FAO.org

Home > Agroecology Knowledge Hub > Knowledge > Education
Agroecology Knowledge Hub

Education

Education, both formal and informal, is central to agroecology. This takes many diverse forms on many different levels, from children to adult learners, including farmers, policy-makers, researchers and consumers.

Farmers

Agroecological producers recognize that a highly successful methodology for promoting farmer innovation is farmer-to-farmer learning and sharing approach, known as “popular education”. This is based on the principle that participation and empowerment of food producers are intrinsic components of sustainable agricultural development. The Farmer Field School (FFS) methodology is a similar approach that plays an important role in scaling-up agroecology.
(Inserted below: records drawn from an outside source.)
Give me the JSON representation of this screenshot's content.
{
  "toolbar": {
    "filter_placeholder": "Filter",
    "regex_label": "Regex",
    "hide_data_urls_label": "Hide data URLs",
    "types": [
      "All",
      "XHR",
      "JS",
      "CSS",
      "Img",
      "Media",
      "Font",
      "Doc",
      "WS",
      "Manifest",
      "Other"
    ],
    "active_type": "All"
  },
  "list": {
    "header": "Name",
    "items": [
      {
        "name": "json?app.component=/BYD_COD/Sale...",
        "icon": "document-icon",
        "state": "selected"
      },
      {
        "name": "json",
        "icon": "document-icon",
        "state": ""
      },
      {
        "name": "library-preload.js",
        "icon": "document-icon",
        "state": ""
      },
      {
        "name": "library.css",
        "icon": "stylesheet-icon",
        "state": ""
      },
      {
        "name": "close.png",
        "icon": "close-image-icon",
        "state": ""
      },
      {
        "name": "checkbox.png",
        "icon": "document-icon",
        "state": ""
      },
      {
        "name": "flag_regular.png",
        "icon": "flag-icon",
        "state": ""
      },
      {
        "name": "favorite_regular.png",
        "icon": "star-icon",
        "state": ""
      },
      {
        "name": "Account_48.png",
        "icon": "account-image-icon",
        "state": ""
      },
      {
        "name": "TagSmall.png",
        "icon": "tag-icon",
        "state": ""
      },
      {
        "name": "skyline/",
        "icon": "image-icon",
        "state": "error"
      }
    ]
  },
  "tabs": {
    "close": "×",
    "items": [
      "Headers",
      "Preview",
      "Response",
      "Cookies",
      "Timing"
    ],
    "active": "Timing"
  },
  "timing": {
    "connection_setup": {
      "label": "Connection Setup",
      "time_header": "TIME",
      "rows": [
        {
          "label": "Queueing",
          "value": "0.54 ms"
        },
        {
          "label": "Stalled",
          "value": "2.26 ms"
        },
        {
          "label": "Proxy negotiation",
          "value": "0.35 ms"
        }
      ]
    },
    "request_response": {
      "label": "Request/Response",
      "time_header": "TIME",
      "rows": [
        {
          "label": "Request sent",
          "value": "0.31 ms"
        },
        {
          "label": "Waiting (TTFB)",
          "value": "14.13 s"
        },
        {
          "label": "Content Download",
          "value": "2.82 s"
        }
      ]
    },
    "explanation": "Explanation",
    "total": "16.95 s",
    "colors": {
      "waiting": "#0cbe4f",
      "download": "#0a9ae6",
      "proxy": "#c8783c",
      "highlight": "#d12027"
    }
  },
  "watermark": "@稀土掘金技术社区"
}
This methodology, which includes extensionists and researchers along with farmers in a horizontal process, is based on farmers experimenting in their own fields, at small-scale. FFS participants adapt and validate new innovations, build their practical skills and ecosystem literacy, and then share results and lessons learned. Education also plays an important role as it involves women and youth in agroecology.

Researchers

Within the transdisciplinary approach of agroecology, learning processes tend to be highly innovative, emphasizing experiential and holistic approaches to learning and teaching. The complex challenges that agroecology addresses to researchers include environmental, economic and social spheres. They also require well-developed skills of observation, participation, action, dialogue, reflection and vision.

Policy-makers

Agroecology is growing as a potential approach to tackle the challenge of climate change, creating a more resilient food system, while ensuring a high level of social protection to farmers and rural communities. It is fundamental to organize agroecological knowledge in a way that can be used by policy-makers to take decisions. It is important to promote an environment where policy-makers can exchange lessons learnt and share experiences in a horizontal way, allowing them to take decisions based on the experiences of others countries. This is vital for the future of agroecology.

Consumers

Consumers are key stakeholders inside the food system; their choices can increase or decrease the agroecological production. It is central to make people aware about the multiple benefits agroecology is addressing in the food system and communicate all the advantages linked with choosing agroecological products.